dc.typetexten
dc.typeElectronic Dissertationen
dc.subjectFoamy virusen_US
dc.subjectLentivirusen_US
dc.subjectPaleovirologyen_US
dc.subjectRetrovirusen_US
dc.subjectEvolutionen_US
dc.subjectEcology & Evolutionary Biologyen_US
thesis.degree.namePh.D.en_US
thesis.degree.leveldoctoralen_US
thesis.degree.disciplineGraduate Collegeen_US
thesis.degree.disciplineEcology & Evolutionary Biologyen_US
thesis.degree.grantorUniversity of Arizonaen_US
dc.contributor.advisorWorobey, Michaelen_US
dc.contributor.committeememberWorobey, Michaelen_US
dc.contributor.committeememberBarker, Michael S.en_US
dc.contributor.committeememberSanderson, Michael J.en_US
dc.contributor.committeememberWhtieman, Noah K.en_US

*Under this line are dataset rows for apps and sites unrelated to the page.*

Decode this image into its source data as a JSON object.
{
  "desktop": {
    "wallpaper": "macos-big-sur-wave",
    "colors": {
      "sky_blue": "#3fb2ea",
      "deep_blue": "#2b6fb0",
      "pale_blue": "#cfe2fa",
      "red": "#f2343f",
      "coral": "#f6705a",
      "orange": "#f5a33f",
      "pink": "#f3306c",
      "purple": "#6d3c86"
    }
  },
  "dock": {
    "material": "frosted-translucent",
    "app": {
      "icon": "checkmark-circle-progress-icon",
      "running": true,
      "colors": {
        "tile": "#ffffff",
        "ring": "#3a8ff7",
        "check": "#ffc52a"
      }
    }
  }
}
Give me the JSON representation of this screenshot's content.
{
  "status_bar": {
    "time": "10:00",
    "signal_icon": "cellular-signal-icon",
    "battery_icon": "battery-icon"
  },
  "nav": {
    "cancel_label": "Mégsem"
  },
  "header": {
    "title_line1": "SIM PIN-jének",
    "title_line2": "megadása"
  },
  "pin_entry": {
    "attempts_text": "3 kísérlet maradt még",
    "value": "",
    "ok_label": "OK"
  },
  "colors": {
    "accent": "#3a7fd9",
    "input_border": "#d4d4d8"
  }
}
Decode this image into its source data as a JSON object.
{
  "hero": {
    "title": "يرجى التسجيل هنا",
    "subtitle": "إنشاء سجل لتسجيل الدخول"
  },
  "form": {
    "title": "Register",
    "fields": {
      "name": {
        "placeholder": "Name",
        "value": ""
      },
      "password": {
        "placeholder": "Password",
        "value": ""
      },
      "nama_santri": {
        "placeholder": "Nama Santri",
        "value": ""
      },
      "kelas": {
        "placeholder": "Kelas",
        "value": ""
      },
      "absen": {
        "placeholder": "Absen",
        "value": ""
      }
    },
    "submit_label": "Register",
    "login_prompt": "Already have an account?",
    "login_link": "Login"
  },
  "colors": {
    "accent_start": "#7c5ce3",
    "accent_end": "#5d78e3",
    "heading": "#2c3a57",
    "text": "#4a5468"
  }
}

All Items in UA Campus Repository are protected by copyright, with all rights reserved, unless otherwise indicated.